worms, and spam, many Internet Service Providers (ISPs) are implementing
various controls over incoming and outgoing email service. Some of
these controls and processes may affect the way members of the FDU
community receive and/or send Email, primarily from off campus locations.
This memo serves to offer three solutions that users can implement
should their ISP block, or begin blocking, outgoing Email.
The methodology implemented by many ISPs, and under consideration
by many others, is to block Port 25 traffic. This implies that outgoing
email traffic will either need to go out through the ISP’s
email server or it will be blocked. Therefore, members of the FDU
community using an email client such as Outlook or Pegasus Mail,
configured to use the FDU mail server for incoming and outgoing
mail, will be unable to send mail using their ISP’s connection.
There are three methodologies that can be implemented to alleviate
the difficulties in accessing email if an ISP has blocked Port 25
Users can access E-mail using the NetID interface, accessible
from any web browser. Using the NetID interface provides a direct
connection to the FDU email server and bypasses Port 25 traffic
blocking. The NetID interface can be accessed from any browser,
is ISP independent, and offers the most ubiquitous service.
Users can implement a Virtual Private Network (VPN) connection between
their computer and the FDU network. This methodology offers secure
remote access to university network resources and the Internet.
However, this does require the installation and configuration of
VPN client software on a user’s computer.
Users can create additional email client configurations that will
access email using different incoming and outgoing email servers,
depending upon user location. For example, Outlook can be configured
to have two or more client configurations. One configuration might
be used when the user is logged onto the FDU network while on campus,
and another might be used when the user is at home using an ISP.
Each configuration will be set up to use the correct incoming and
outgoing email servers.
Detailed information regarding establishing a VPN connection, or
creating additional email client profiles, can be found at following
How to download and install VPN software
for Windows 2000/XP/Vista
How to configure Outlook Express to use my
home ISP Outgoing mail server
How to configure Outlook 2002 to use my home
ISP Outgoing mail server
How to configure Outlook 2003 to use my home
ISP Outgoing mail server

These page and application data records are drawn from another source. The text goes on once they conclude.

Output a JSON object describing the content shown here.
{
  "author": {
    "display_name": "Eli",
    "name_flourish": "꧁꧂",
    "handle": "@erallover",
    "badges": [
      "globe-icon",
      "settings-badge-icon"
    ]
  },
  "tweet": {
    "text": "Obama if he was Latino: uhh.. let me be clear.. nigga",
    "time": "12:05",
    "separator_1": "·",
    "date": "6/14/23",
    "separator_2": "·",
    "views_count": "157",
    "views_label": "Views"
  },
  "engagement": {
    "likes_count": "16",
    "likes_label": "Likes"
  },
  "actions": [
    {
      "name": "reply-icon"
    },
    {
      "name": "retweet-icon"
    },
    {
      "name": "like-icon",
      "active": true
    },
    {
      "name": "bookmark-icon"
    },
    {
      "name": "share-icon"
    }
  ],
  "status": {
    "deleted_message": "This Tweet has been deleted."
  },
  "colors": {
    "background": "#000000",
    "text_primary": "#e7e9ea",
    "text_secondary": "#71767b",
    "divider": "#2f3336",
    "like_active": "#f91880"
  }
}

Additionally, users may contact the University Technical Assistance
Center (UTAC) at extension 8822 for guidance and support. The UTAC

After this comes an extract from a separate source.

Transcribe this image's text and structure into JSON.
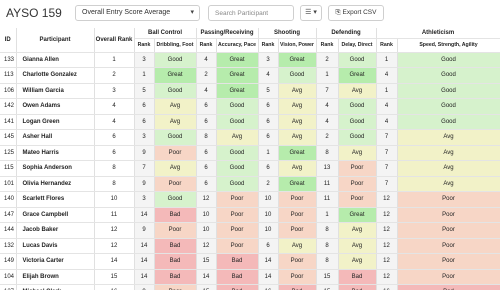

is available 24x7 to assist you.
It should be noted that Port 25 blocking is implemented by ISPs
and not FDU. In response, the technical teams at FDU will continue
to monitor industry trending and offer up proactive measures to
minimize disruption to important services.